Problem details: Will you output all of the data below exactly, omitting the images?

* * * * *

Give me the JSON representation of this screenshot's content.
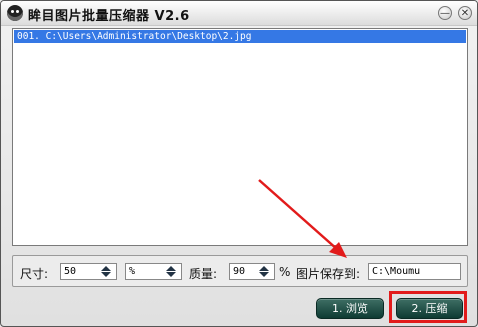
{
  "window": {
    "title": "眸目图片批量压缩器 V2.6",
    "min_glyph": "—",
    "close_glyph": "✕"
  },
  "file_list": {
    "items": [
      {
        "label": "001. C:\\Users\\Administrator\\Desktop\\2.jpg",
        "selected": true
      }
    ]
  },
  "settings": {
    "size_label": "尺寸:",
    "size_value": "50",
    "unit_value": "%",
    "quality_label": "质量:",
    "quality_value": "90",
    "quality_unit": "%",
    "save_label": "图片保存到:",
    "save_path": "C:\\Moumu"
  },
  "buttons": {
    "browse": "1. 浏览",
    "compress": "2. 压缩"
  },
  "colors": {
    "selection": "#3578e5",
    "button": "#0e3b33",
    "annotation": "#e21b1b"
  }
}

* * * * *

Answer to this exercise:
Give me the JSON representation of this screenshot's content.
{
  "window": {
    "title": "眸目图片批量压缩器 V2.6",
    "min_glyph": "—",
    "close_glyph": "✕"
  },
  "file_list": {
    "items": [
      {
        "label": "001. C:\\Users\\Administrator\\Desktop\\2.jpg",
        "selected": true
      }
    ]
  },
  "settings": {
    "size_label": "尺寸:",
    "size_value": "50",
    "unit_value": "%",
    "quality_label": "质量:",
    "quality_value": "90",
    "quality_unit": "%",
    "save_label": "图片保存到:",
    "save_path": "C:\\Moumu"
  },
  "buttons": {
    "browse": "1. 浏览",
    "compress": "2. 压缩"
  },
  "colors": {
    "selection": "#3578e5",
    "button": "#0e3b33",
    "annotation": "#e21b1b"
  }
}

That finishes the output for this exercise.